Presenter: Qi Shi, Ph.D. - School Counseling, Education Specialties Department
Qi Shi is an Assistant Professor in the School Counseling Program at the Department of Education Specialties at Loyola University Maryland. Her research interests include school counselors’ role in personal, social, and academic development of underrepresented student populations, using national datasets to answer research questions in school counseling and education field, hybrid and online counseling course design and the school counseling profession’s development in developing countries. She has published in well-regarded, often cited and quality peer-reviewed journals, such as, Professional School Counseling, The Professional Counselor, Journal of College Access, Journal of LGBT Issues in Counseling, Journal of Behavioral and Social Sciences, Asia Pacific Education Review and International Journal for the Advancement of Counseling.
Moderator: Cheryl Moore-Thomas, Ph.D. - Associate VP for Faculty Affairs and Diversity, Academic Affairs
Cheryl Moore-Thomas joined the Loyola faculty as an assistant professor in 2000, was tenured and promoted to associate professor in 2007, and promoted to full professor in 2017. She served as associate dean of the School of Education, chair of the department of education specialties and director of the school counseling program. A graduate of Loyola, she holds a B.A. in elementary education and a M.Ed. in school counseling. She completed her Ph.D. in counselor education at the University of Maryland and is a board certified counselor through NBCC. Dr. Moore-Thomas is an active researcher with publications in the areas of racial identity development, multicultural counseling competence, college and career readiness, and access and equity in education. Working with the VPAA, Deans, and Academic Departments, Dr. Moore-Thomas coordinates faculty hiring, development, retention, inclusion and mentoring programs across the career cycle; oversees the strategic digital pedagogy initiative and the Office of Digital Teaching and Learning; leads diversity, inclusion and equity initiatives in Academic Affairs; oversees the Office of Research and Sponsored Programs; and provides leadership for the Faculty Director for Community-Engaged Learning and Scholarship.
Shi, Q. and Goings, R. (2018). What Do African American Ninth Graders Discuss During Individual School Counseling Sessions?

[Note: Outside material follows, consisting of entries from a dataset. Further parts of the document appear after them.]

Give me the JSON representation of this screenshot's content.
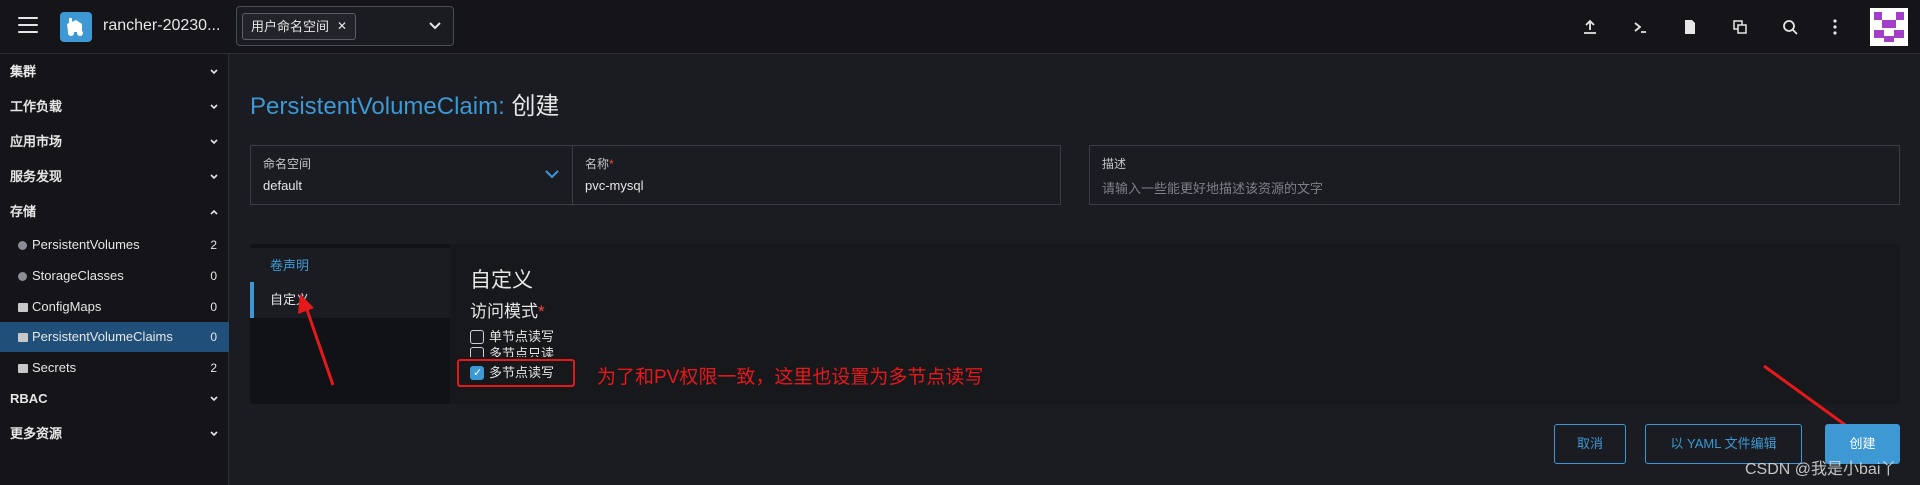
{
  "header": {
    "cluster_name": "rancher-20230...",
    "namespace_chip": "用户命名空间",
    "icons": [
      "upload-icon",
      "terminal-icon",
      "file-icon",
      "copy-icon",
      "search-icon",
      "more-icon"
    ]
  },
  "sidebar": {
    "groups": [
      {
        "label": "集群"
      },
      {
        "label": "工作负载"
      },
      {
        "label": "应用市场"
      },
      {
        "label": "服务发现"
      },
      {
        "label": "存储"
      },
      {
        "label": "RBAC"
      },
      {
        "label": "更多资源"
      }
    ],
    "storage_items": [
      {
        "label": "PersistentVolumes",
        "count": "2",
        "icon": "circle"
      },
      {
        "label": "StorageClasses",
        "count": "0",
        "icon": "circle"
      },
      {
        "label": "ConfigMaps",
        "count": "0",
        "icon": "folder"
      },
      {
        "label": "PersistentVolumeClaims",
        "count": "0",
        "icon": "folder"
      },
      {
        "label": "Secrets",
        "count": "2",
        "icon": "folder"
      }
    ]
  },
  "page": {
    "title_resource": "PersistentVolumeClaim:",
    "title_action": "创建"
  },
  "form": {
    "namespace_label": "命名空间",
    "namespace_value": "default",
    "name_label": "名称",
    "name_required": "*",
    "name_value": "pvc-mysql",
    "description_label": "描述",
    "description_placeholder": "请输入一些能更好地描述该资源的文字"
  },
  "tabs": {
    "first": "卷声明",
    "second": "自定义"
  },
  "section": {
    "title": "自定义",
    "subtitle": "访问模式",
    "required": "*",
    "options": [
      {
        "label": "单节点读写",
        "checked": false
      },
      {
        "label": "多节点只读",
        "checked": false
      },
      {
        "label": "多节点读写",
        "checked": true
      }
    ]
  },
  "annotation": "为了和PV权限一致，这里也设置为多节点读写",
  "buttons": {
    "cancel": "取消",
    "yaml": "以 YAML 文件编辑",
    "create": "创建"
  },
  "watermark": "CSDN @我是小bai丫",
  "colors": {
    "accent": "#3d98d3",
    "annotation_red": "#e5191b",
    "active_nav": "#20507a"
  }
}
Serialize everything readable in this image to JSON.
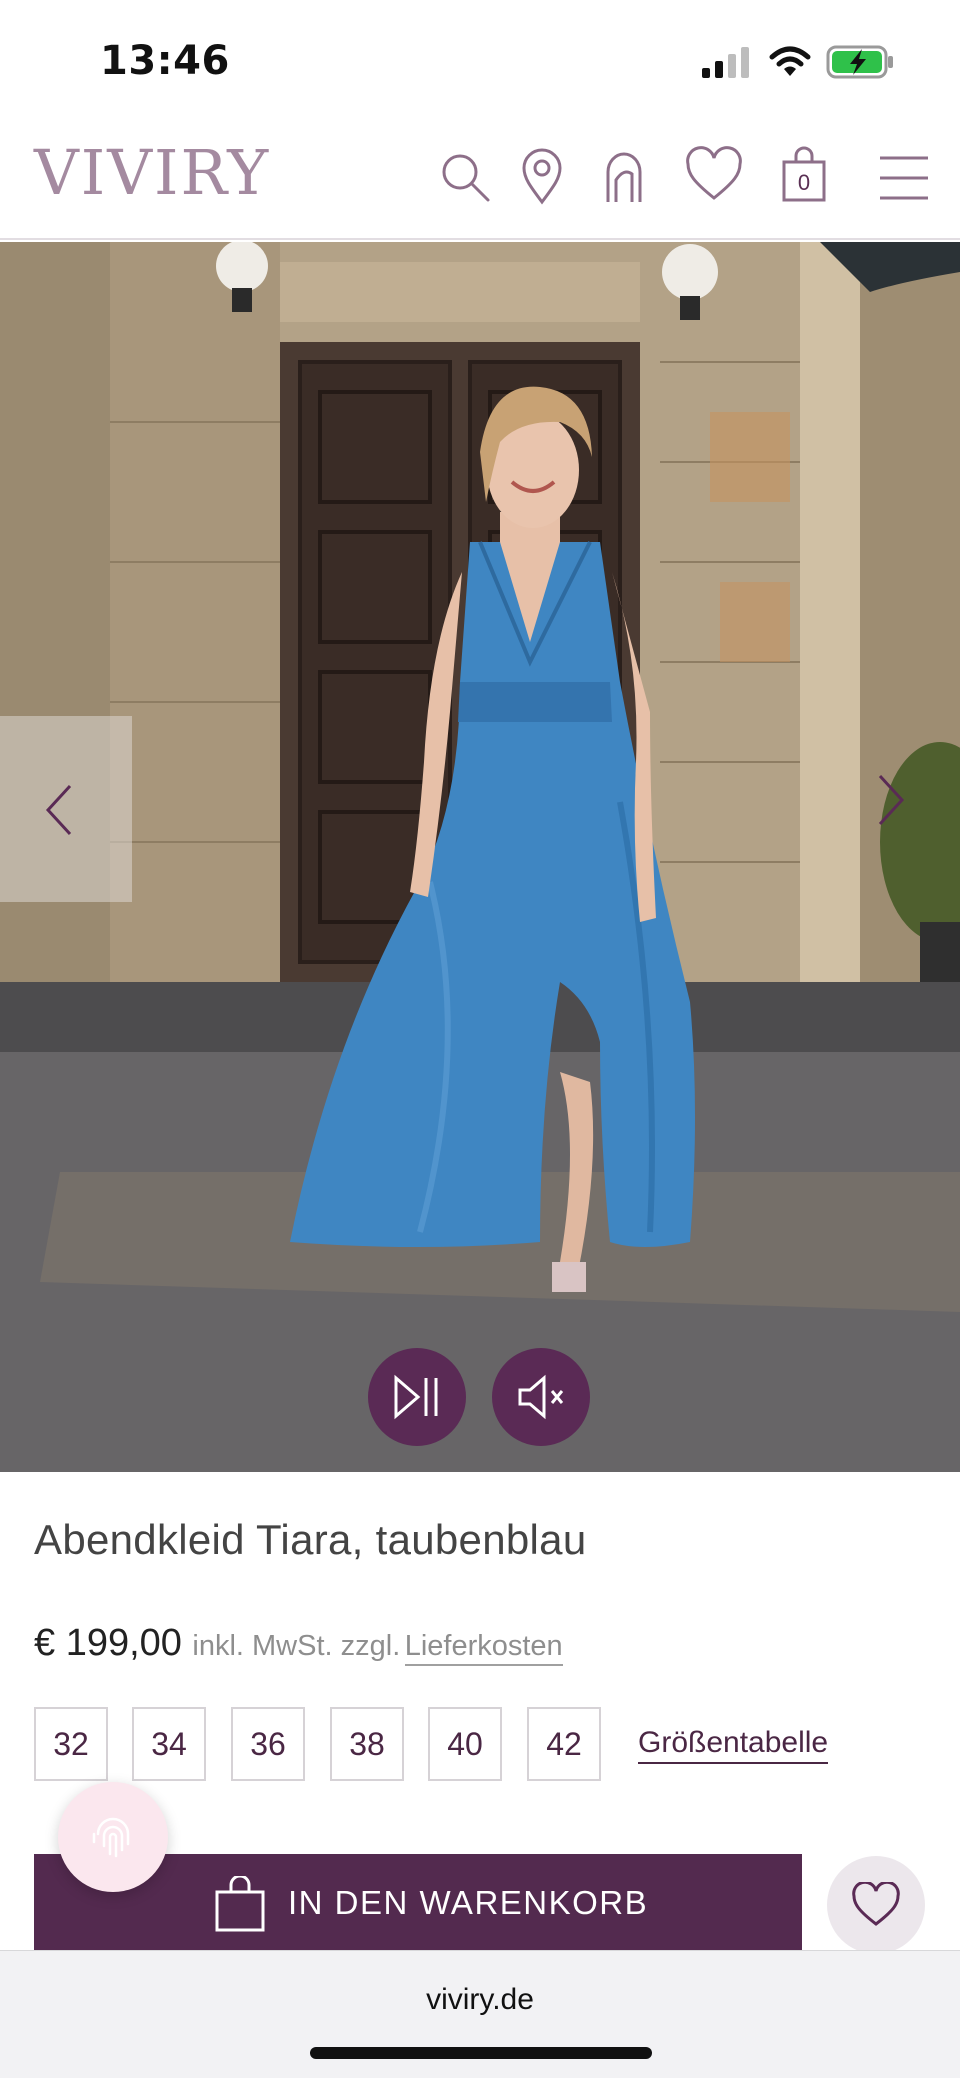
{
  "status_bar": {
    "time": "13:46",
    "icons": [
      "cellular-signal-icon",
      "wifi-icon",
      "battery-charging-icon"
    ]
  },
  "header": {
    "logo": "VIVIRY",
    "icons": [
      "search-icon",
      "location-pin-icon",
      "profile-face-icon",
      "heart-icon",
      "shopping-bag-icon",
      "menu-icon"
    ],
    "cart_count": "0"
  },
  "hero": {
    "media": "product video of model in blue evening gown",
    "controls": [
      "play-pause-icon",
      "mute-icon"
    ],
    "nav": [
      "chevron-left-icon",
      "chevron-right-icon"
    ]
  },
  "product": {
    "title": "Abendkleid Tiara, taubenblau",
    "price": "€ 199,00",
    "vat_note": "inkl. MwSt. zzgl.",
    "shipping_link": "Lieferkosten",
    "sizes": [
      "32",
      "34",
      "36",
      "38",
      "40",
      "42"
    ],
    "size_chart_link": "Größentabelle",
    "add_to_cart": "IN DEN WARENKORB"
  },
  "browser": {
    "url": "viviry.de"
  },
  "colors": {
    "brand_plum": "#532a4f",
    "logo_mauve": "#a48aa0",
    "dress_blue": "#3f86c2"
  }
}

A National Study. Professional School Counseling, 21(1). https://doi.org/10.1177/2156759X18778803.